An individual suffering from the syndrome, mostly caused by an overrepresentation of the brewer's favourite fungal friend Saccharomyces cerevisiae, shows symptoms including excessive belching, dizziness, dry mouth, hangovers, irritable bowel syndrome, and chronic fatigue syndrome.

The man's condition was, however, caused by Klebsiella pneumoniae bacteria, which similarly ferments carbohydrates into alcohol in the gut and accelerates the non-alcoholic fatty liver disease.

The condition, claimed by numerous individuals as a defence against drunk driving charges, can also lead to other health issues such as depression, anxiety, and poor productivity in employment.

"We initially thought it was because of the yeast, but the test result was negative so we suspected his disease might be caused by something else," Jing Yuan, a paediatrician from Capital Institute of Pediatrics explained.

According to Yuan, an examination of the patient's faeces identified the potential candidate in the form of microbe Klebsiella pneumoniae.

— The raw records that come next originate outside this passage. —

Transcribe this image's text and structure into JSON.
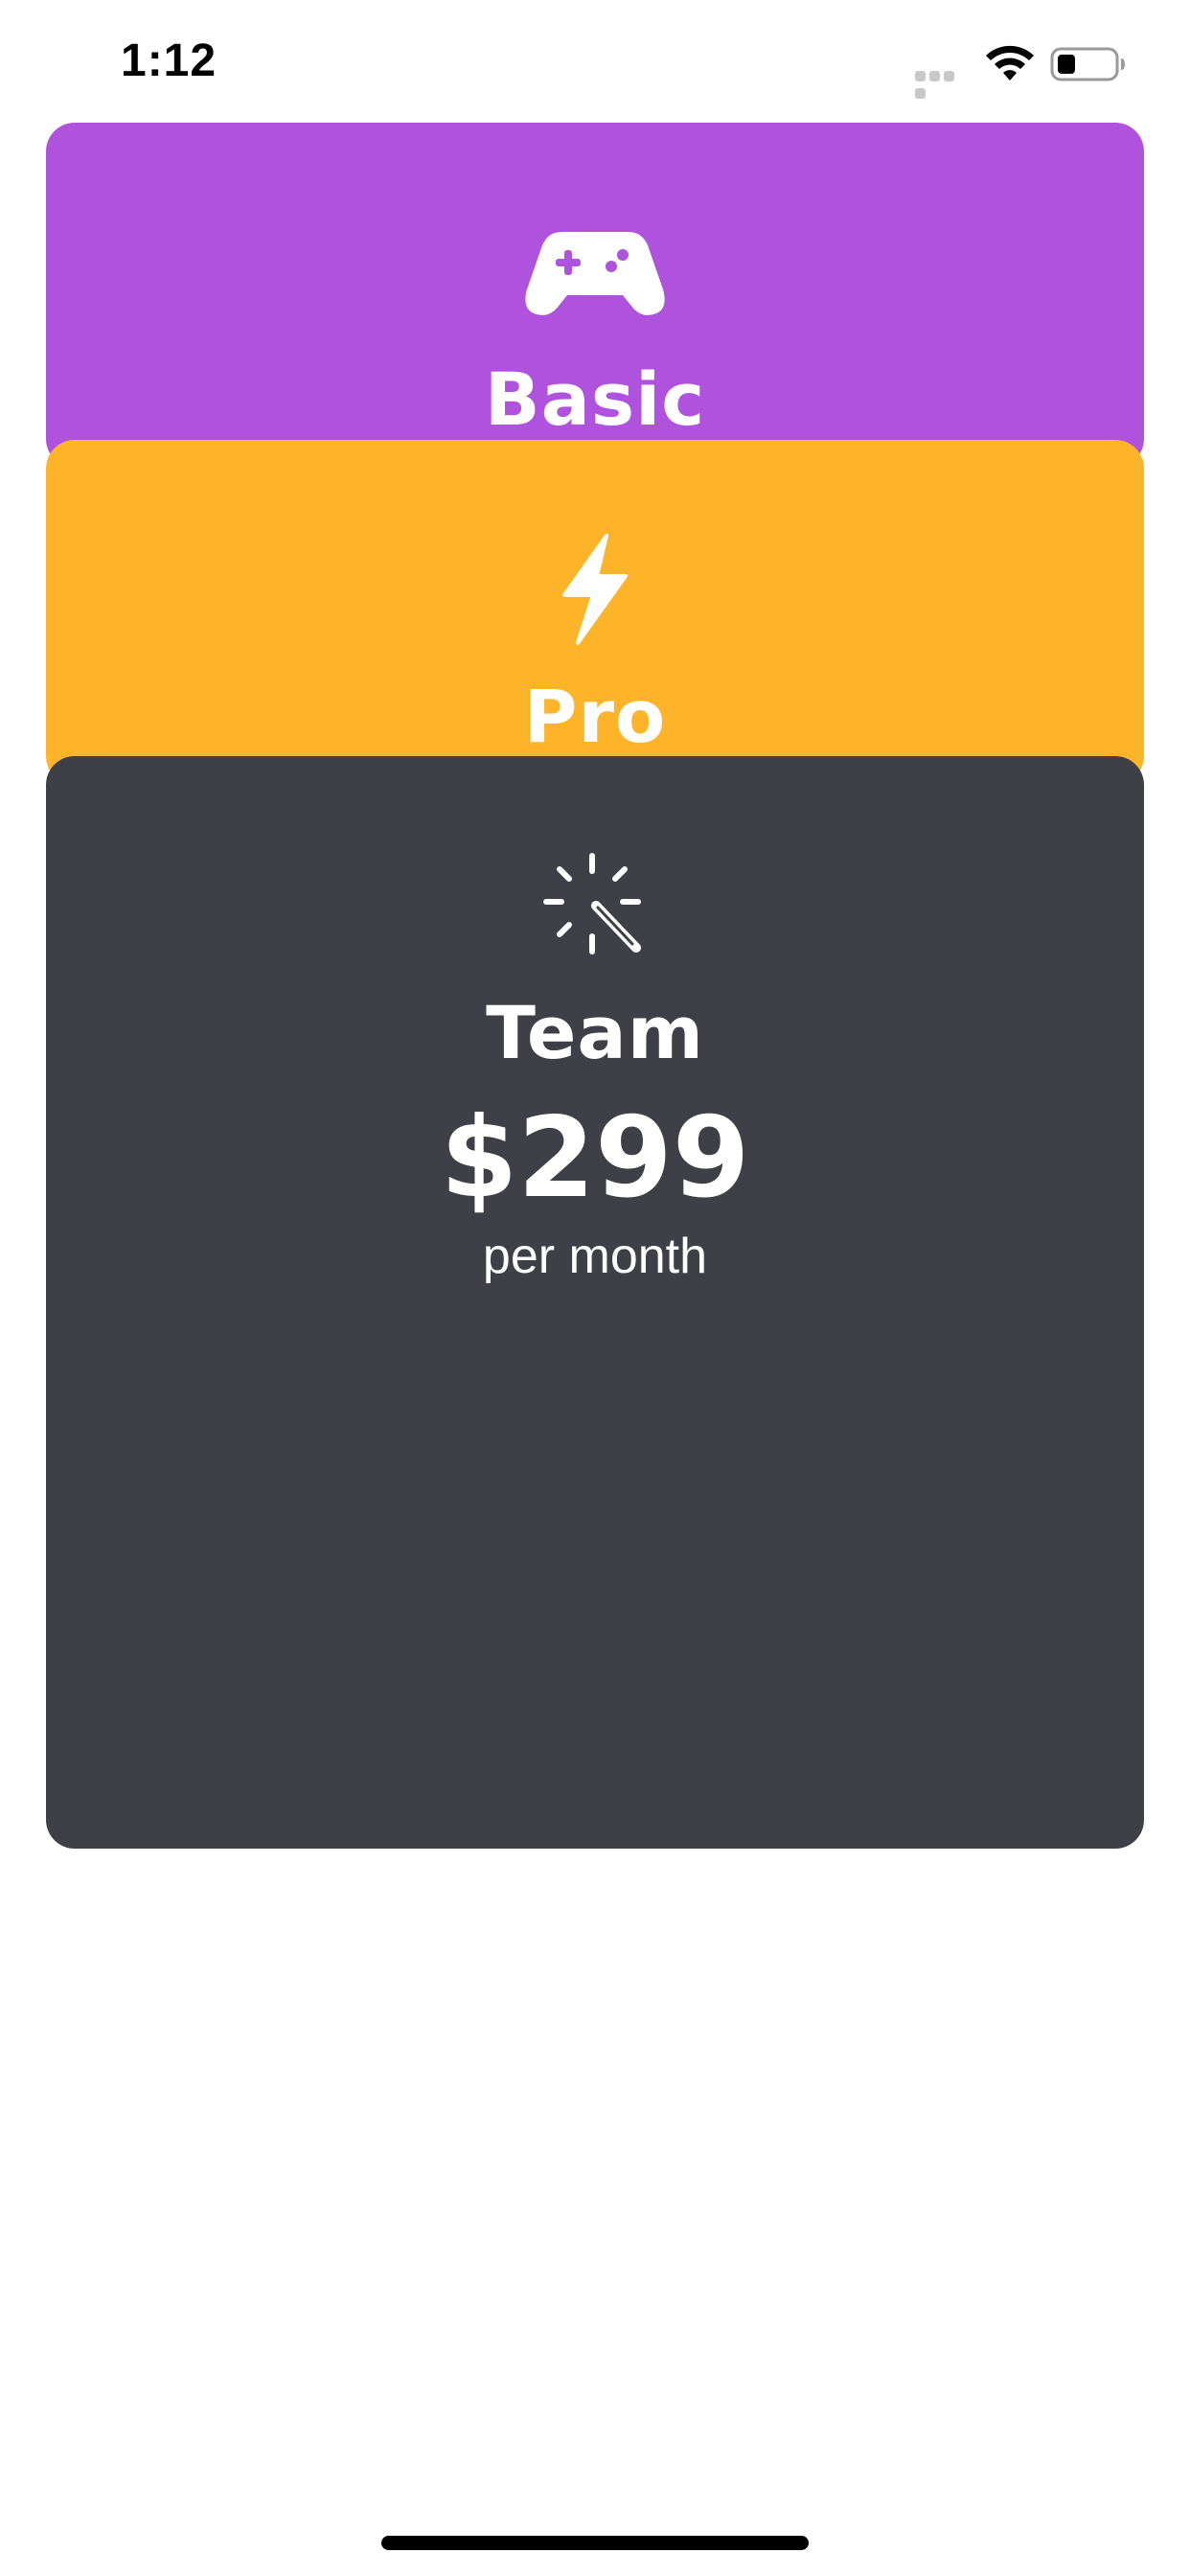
{
  "status_bar": {
    "time": "1:12"
  },
  "colors": {
    "basic": "#AF52DE",
    "pro": "#FEB429",
    "team": "#3F3F47"
  },
  "plans": [
    {
      "name": "Basic",
      "icon": "game-controller-icon"
    },
    {
      "name": "Pro",
      "icon": "lightning-bolt-icon"
    },
    {
      "name": "Team",
      "icon": "magic-wand-icon",
      "price": "$299",
      "period": "per month"
    }
  ]
}
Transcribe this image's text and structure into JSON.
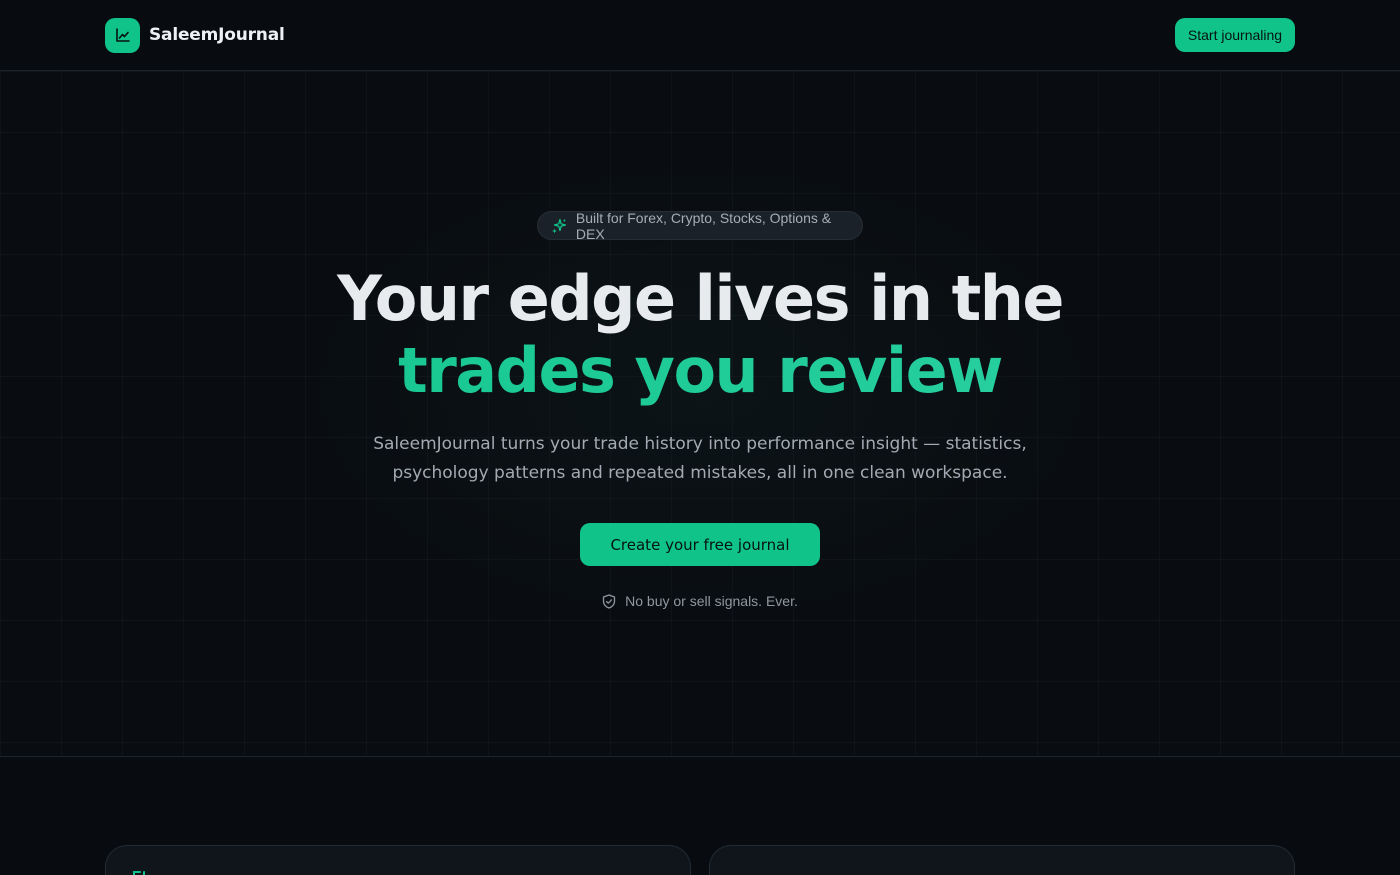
{
  "header": {
    "brand_name": "SaleemJournal",
    "logo_icon": "chart-line-icon",
    "cta_label": "Start journaling"
  },
  "hero": {
    "pill_icon": "sparkles-icon",
    "pill_text": "Built for Forex, Crypto, Stocks, Options & DEX",
    "headline_line1": "Your edge lives in the",
    "headline_line2": "trades you review",
    "subtext": "SaleemJournal turns your trade history into performance insight — statistics, psychology patterns and repeated mistakes, all in one clean workspace.",
    "cta_label": "Create your free journal",
    "disclaimer_icon": "shield-check-icon",
    "disclaimer_text": "No buy or sell signals. Ever."
  },
  "colors": {
    "background": "#080c10",
    "accent": "#10c489",
    "text_primary": "#e8ebee",
    "text_muted": "#a3aab2",
    "border": "#1c232b"
  }
}
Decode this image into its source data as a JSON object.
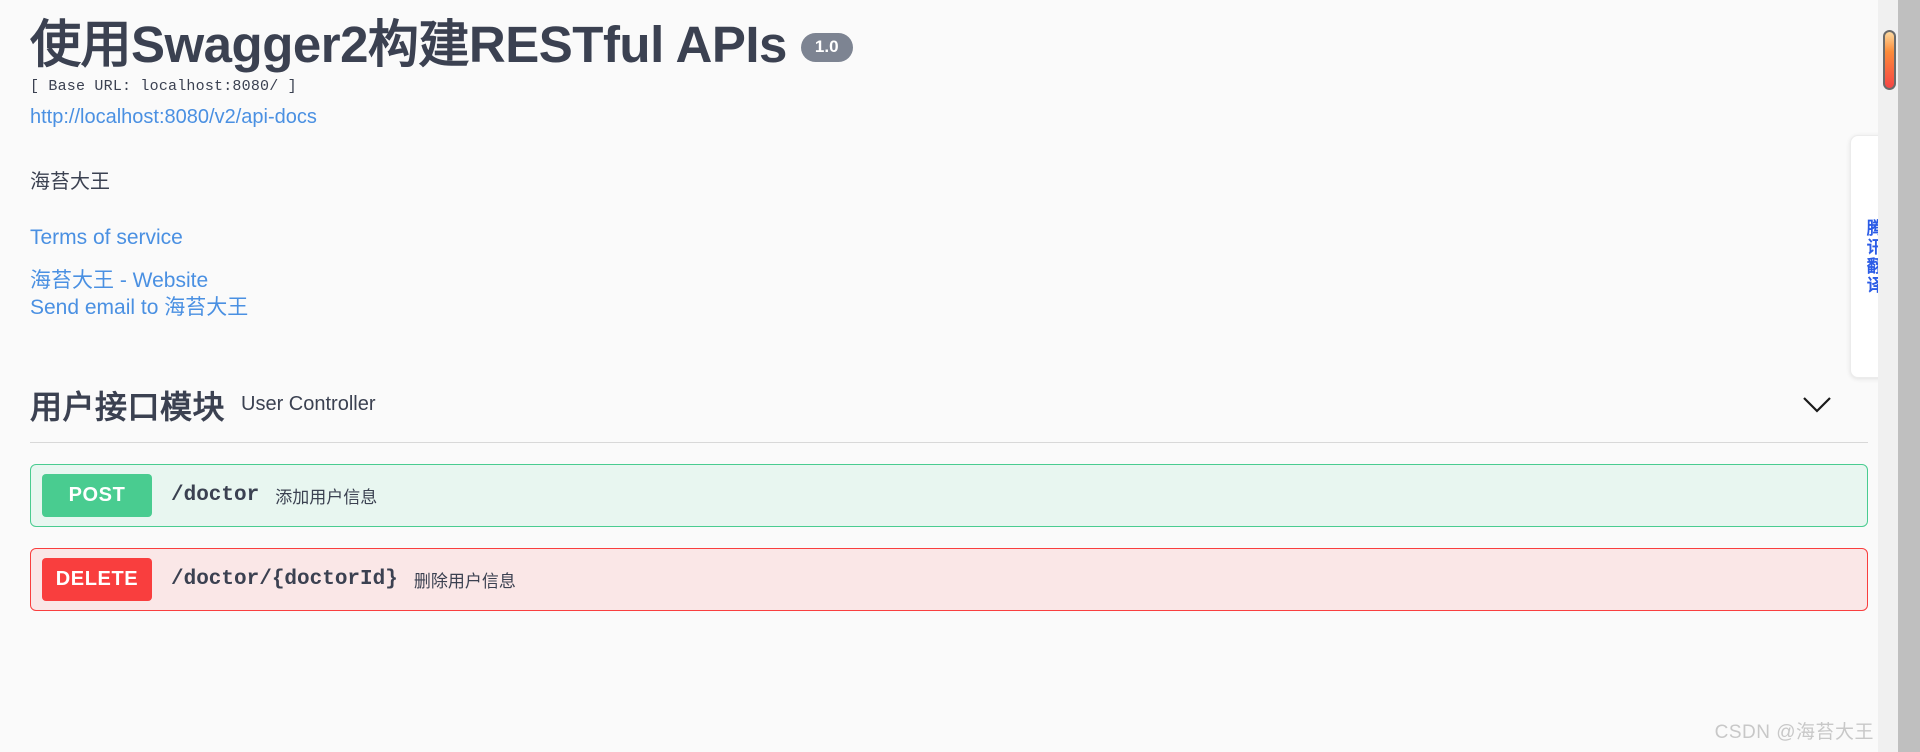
{
  "app": {
    "background_color": "#fafafa",
    "accent_link_color": "#4a90e2"
  },
  "header": {
    "title": "使用Swagger2构建RESTful APIs",
    "version": "1.0",
    "base_url_label": "[ Base URL: localhost:8080/ ]",
    "docs_url": "http://localhost:8080/v2/api-docs",
    "description": "海苔大王",
    "terms_of_service": "Terms of service",
    "contact_website": "海苔大王 - Website",
    "contact_email": "Send email to 海苔大王"
  },
  "tag": {
    "name": "用户接口模块",
    "subtitle": "User Controller",
    "expand_icon": "chevron-down-icon"
  },
  "operations": [
    {
      "method": "POST",
      "method_color": "#49cc90",
      "background_color": "#e8f6f0",
      "path": "/doctor",
      "summary": "添加用户信息"
    },
    {
      "method": "DELETE",
      "method_color": "#f93e3e",
      "background_color": "#fae7e7",
      "path": "/doctor/{doctorId}",
      "summary": "删除用户信息"
    }
  ],
  "translate_widget": {
    "label": "腾讯翻译",
    "text_color": "#2b5ce6"
  },
  "watermark": {
    "text": "CSDN @海苔大王"
  }
}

In a study of the patient, which was presented in Cell Metabolism, researchers compared his microbes with those in 43 other people with non-alcoholic fatty liver disease (NAFLD), and a further 48 healthy individuals, to verify a link between the K. pneumoniae and fatty liver disease.

The abundance of these two fermenting strains and their ability to churn out alcohol was much higher (60 per cent) in individuals with NAFLD, compared with just six per cent in healthy participants.

The researchers found the abundance of K. pneumoniae in most individuals increased by around 0.02 per cent, but the change was about 19 per cent in his case.

The team then isolated strains of the bacterium and infected the guts of mice with them to find serious signs of scarring in their livers some two months later.

"NAFLD is a heterogeneous disease and may have many causes, but our study shows K. pneumoniae is very likely to be one of them," the researcher said.

Fellow researcher Di Liu said having the microbe in the gut meant the body was "exposed to alcohol constantly".

According to the US National Library of Medicines, the condition is most severe in individuals with high carbohydrates diet, and the treatment includes modification in the diet requiring a high protein and low carbohydrates.

The use of antibiotics, carbohydrate control, and antifungal therapy have been reported by the NLM website as successful treatments.